• REQUIREMENT:
From the records below, state how many lines hold the string "icon", without any other text.

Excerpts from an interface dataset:

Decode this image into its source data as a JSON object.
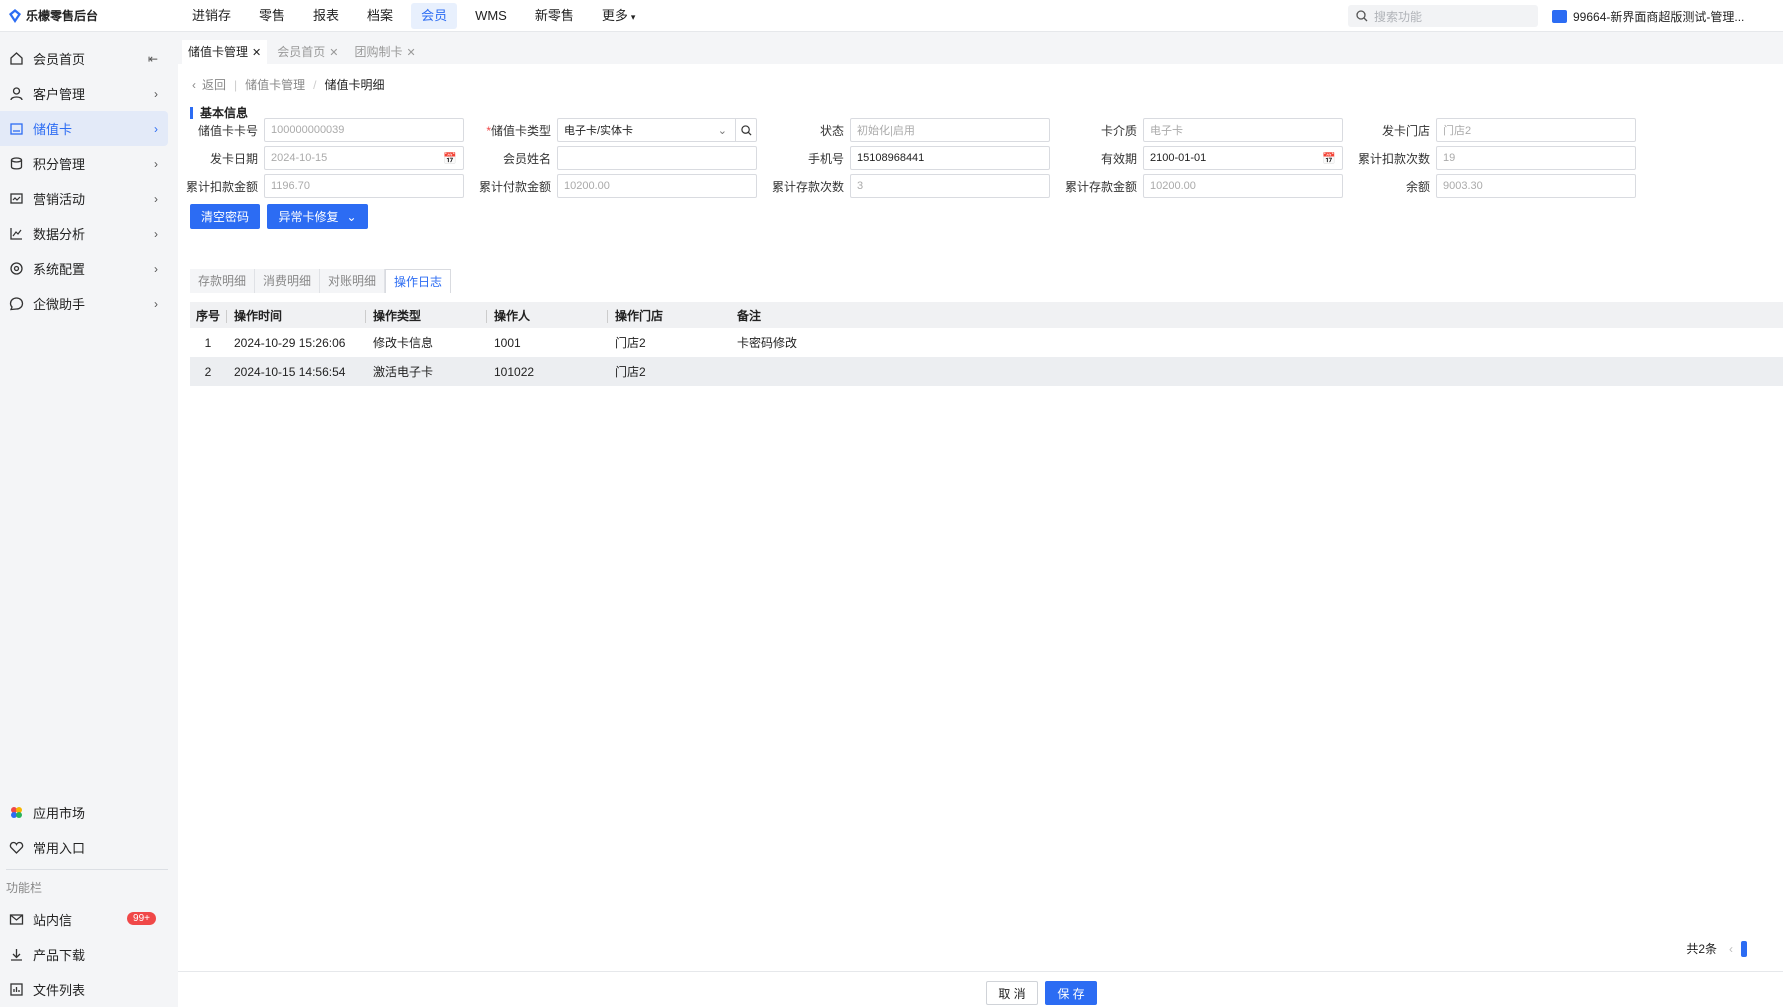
{
  "app": {
    "title": "乐檬零售后台"
  },
  "topnav": {
    "items": [
      "进销存",
      "零售",
      "报表",
      "档案",
      "会员",
      "WMS",
      "新零售",
      "更多"
    ],
    "active_index": 4,
    "search_placeholder": "搜索功能",
    "org_label": "99664-新界面商超版测试-管理..."
  },
  "sidebar": {
    "items": [
      {
        "label": "会员首页",
        "icon": "home-icon"
      },
      {
        "label": "客户管理",
        "icon": "user-icon"
      },
      {
        "label": "储值卡",
        "icon": "card-icon"
      },
      {
        "label": "积分管理",
        "icon": "coins-icon"
      },
      {
        "label": "营销活动",
        "icon": "promotion-icon"
      },
      {
        "label": "数据分析",
        "icon": "chart-icon"
      },
      {
        "label": "系统配置",
        "icon": "settings-icon"
      },
      {
        "label": "企微助手",
        "icon": "chat-icon"
      }
    ],
    "active_index": 2,
    "bottom": {
      "app_market": "应用市场",
      "favorites": "常用入口",
      "group_title": "功能栏",
      "messages": "站内信",
      "messages_badge": "99+",
      "downloads": "产品下载",
      "files": "文件列表"
    }
  },
  "tabs": [
    {
      "label": "储值卡管理",
      "active": true
    },
    {
      "label": "会员首页",
      "active": false
    },
    {
      "label": "团购制卡",
      "active": false
    }
  ],
  "breadcrumb": {
    "back": "返回",
    "parent": "储值卡管理",
    "current": "储值卡明细"
  },
  "section_title": "基本信息",
  "form": {
    "card_no": {
      "label": "储值卡卡号",
      "value": "100000000039"
    },
    "card_type": {
      "label": "储值卡类型",
      "value": "电子卡/实体卡"
    },
    "status": {
      "label": "状态",
      "value": "初始化|启用"
    },
    "medium": {
      "label": "卡介质",
      "value": "电子卡"
    },
    "issue_store": {
      "label": "发卡门店",
      "value": "门店2"
    },
    "issue_date": {
      "label": "发卡日期",
      "value": "2024-10-15"
    },
    "member_name": {
      "label": "会员姓名",
      "value": ""
    },
    "phone": {
      "label": "手机号",
      "value": "15108968441"
    },
    "expiry": {
      "label": "有效期",
      "value": "2100-01-01"
    },
    "deduct_times": {
      "label": "累计扣款次数",
      "value": "19"
    },
    "deduct_amount": {
      "label": "累计扣款金额",
      "value": "1196.70"
    },
    "paid_amount": {
      "label": "累计付款金额",
      "value": "10200.00"
    },
    "deposit_times": {
      "label": "累计存款次数",
      "value": "3"
    },
    "deposit_amount": {
      "label": "累计存款金额",
      "value": "10200.00"
    },
    "balance": {
      "label": "余额",
      "value": "9003.30"
    }
  },
  "actions": {
    "clear_password": "清空密码",
    "repair": "异常卡修复"
  },
  "subtabs": [
    "存款明细",
    "消费明细",
    "对账明细",
    "操作日志"
  ],
  "subtab_active_index": 3,
  "table": {
    "headers": [
      "序号",
      "操作时间",
      "操作类型",
      "操作人",
      "操作门店",
      "备注"
    ],
    "rows": [
      [
        "1",
        "2024-10-29 15:26:06",
        "修改卡信息",
        "1001",
        "门店2",
        "卡密码修改"
      ],
      [
        "2",
        "2024-10-15 14:56:54",
        "激活电子卡",
        "101022",
        "门店2",
        ""
      ]
    ]
  },
  "pager": {
    "total": "共2条"
  },
  "footer": {
    "cancel": "取 消",
    "save": "保 存"
  },
  "colors": {
    "accent": "#2c6cf3",
    "badge": "#f04848"
  }
}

• SOLUTION BELOW:
8